> DATASET RECORDS:
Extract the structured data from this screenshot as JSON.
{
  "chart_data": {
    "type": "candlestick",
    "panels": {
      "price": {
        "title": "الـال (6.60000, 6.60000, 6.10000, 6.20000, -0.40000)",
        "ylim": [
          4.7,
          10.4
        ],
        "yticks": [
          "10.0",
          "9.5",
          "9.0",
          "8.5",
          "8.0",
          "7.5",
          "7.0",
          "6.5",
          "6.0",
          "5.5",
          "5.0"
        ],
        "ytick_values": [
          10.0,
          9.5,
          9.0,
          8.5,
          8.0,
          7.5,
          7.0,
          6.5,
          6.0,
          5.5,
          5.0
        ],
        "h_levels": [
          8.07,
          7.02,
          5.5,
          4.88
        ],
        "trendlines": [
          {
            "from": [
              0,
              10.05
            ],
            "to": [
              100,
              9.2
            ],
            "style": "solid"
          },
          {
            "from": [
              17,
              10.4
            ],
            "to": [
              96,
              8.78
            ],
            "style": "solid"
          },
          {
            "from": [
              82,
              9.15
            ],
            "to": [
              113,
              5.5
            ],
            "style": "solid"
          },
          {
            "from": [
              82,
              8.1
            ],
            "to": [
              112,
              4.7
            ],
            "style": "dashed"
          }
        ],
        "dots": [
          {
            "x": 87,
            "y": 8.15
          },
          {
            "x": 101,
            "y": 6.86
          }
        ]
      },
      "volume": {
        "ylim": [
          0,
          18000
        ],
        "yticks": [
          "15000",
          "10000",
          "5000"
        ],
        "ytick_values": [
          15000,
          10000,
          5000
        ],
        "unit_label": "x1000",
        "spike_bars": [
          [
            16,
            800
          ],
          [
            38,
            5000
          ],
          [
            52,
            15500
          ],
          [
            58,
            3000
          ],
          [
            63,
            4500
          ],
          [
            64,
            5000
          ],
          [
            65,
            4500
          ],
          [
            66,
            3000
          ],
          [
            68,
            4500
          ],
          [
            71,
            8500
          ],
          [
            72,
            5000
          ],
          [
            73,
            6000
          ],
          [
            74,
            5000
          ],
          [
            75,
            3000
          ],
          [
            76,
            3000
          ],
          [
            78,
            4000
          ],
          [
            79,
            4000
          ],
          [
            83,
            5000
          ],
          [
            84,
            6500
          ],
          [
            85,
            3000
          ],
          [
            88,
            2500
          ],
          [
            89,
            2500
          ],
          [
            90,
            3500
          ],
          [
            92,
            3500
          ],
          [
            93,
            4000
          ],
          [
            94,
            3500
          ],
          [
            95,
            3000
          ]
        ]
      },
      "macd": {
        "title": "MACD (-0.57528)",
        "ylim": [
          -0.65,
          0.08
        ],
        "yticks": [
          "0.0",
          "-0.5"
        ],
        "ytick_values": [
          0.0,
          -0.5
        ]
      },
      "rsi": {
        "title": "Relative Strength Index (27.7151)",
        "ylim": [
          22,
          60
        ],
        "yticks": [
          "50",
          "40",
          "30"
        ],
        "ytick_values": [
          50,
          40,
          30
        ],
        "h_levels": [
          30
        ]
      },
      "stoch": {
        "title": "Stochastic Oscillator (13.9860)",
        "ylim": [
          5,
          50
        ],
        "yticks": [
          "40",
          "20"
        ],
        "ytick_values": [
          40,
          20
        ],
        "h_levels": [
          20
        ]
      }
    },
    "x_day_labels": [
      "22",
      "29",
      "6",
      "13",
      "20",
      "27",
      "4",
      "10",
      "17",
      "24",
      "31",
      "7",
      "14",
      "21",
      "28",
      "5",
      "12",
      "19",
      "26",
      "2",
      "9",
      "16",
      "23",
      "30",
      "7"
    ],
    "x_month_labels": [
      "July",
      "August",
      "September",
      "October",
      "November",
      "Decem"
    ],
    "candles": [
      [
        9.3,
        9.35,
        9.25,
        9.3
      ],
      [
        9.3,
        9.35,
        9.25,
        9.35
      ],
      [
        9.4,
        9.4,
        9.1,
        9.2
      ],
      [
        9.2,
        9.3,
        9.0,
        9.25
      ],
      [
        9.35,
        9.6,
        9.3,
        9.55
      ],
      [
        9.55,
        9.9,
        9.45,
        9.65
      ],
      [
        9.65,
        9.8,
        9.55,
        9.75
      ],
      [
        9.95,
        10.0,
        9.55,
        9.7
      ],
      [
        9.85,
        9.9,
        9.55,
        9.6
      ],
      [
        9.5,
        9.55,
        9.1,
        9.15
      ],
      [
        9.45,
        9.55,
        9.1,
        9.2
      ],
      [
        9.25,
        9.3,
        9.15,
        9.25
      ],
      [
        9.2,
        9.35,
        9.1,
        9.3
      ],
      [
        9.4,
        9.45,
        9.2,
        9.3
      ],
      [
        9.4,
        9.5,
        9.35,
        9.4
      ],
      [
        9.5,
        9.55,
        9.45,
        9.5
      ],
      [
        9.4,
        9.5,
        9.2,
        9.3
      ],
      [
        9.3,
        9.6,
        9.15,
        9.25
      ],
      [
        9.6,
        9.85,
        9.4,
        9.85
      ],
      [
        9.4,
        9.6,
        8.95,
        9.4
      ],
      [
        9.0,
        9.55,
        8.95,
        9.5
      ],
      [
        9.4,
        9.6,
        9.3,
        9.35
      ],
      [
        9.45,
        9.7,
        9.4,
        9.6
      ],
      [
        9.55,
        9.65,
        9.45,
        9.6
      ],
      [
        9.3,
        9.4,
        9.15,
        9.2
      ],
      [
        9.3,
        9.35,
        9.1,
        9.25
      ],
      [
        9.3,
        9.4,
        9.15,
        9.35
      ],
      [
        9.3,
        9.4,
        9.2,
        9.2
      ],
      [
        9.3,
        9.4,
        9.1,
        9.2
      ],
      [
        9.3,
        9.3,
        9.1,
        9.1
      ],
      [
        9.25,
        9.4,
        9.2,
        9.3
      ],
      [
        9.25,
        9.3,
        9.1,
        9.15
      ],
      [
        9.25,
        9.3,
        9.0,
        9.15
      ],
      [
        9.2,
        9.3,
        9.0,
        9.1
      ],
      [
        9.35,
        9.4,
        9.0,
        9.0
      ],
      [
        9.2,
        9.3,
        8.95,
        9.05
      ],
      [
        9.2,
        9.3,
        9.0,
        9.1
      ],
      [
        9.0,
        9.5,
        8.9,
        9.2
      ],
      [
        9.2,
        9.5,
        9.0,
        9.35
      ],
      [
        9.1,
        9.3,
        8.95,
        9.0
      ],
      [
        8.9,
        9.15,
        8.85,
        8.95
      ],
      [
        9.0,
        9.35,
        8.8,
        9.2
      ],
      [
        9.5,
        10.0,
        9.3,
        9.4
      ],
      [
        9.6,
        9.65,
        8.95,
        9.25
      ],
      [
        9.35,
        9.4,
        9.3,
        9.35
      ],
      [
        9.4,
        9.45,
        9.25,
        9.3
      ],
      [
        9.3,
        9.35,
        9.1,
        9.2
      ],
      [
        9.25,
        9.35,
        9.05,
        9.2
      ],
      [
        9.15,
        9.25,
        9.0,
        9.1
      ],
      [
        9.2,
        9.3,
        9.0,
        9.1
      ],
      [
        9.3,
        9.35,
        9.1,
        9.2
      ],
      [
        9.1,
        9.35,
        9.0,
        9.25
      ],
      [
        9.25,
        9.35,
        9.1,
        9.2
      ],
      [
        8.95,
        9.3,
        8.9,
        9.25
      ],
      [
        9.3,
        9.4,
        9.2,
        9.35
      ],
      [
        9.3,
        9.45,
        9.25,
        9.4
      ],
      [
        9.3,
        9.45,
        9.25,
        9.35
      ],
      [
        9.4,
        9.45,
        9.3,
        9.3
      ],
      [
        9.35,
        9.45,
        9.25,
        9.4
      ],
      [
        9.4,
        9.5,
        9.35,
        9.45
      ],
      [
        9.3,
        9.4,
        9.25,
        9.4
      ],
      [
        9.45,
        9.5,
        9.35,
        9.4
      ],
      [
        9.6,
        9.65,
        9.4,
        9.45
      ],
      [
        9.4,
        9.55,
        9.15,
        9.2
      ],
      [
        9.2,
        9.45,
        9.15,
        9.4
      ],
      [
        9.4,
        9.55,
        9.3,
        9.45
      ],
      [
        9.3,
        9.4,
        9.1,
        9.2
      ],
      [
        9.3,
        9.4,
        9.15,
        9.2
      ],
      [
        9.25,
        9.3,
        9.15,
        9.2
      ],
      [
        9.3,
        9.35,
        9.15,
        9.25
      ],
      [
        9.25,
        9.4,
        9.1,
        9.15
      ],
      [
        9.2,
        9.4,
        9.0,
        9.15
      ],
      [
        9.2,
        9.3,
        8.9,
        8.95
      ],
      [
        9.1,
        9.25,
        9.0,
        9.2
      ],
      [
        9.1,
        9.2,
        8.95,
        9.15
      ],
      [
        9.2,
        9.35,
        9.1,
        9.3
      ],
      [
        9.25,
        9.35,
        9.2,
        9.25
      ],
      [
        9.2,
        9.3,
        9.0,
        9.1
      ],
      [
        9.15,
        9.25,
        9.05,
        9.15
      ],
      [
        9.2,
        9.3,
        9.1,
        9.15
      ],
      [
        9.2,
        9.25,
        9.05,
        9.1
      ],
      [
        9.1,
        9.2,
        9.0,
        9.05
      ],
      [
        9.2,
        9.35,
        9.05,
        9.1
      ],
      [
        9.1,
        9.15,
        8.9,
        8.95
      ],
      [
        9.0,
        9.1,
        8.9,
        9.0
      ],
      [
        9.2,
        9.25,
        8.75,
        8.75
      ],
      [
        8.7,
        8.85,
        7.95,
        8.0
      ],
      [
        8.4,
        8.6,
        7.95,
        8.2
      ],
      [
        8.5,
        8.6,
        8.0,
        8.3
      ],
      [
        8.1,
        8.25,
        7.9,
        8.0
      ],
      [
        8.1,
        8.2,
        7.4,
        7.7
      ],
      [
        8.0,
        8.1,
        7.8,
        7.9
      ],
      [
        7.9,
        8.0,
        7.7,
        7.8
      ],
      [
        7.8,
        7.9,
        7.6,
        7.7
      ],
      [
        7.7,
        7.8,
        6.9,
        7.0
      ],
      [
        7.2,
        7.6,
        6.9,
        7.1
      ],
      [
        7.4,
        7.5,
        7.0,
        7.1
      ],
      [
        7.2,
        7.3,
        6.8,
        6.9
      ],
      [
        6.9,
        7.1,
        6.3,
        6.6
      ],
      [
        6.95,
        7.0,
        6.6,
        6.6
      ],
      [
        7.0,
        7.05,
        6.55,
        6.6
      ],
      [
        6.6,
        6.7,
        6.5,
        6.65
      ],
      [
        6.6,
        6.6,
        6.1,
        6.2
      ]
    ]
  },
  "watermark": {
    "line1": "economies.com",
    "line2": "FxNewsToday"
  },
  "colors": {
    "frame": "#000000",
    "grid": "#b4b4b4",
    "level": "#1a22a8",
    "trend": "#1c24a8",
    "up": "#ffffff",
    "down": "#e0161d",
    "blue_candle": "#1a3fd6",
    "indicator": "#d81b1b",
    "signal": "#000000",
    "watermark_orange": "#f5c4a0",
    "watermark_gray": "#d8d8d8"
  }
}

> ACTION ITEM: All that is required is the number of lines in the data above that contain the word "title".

> RESPONSE TO THE EXERCISE: 4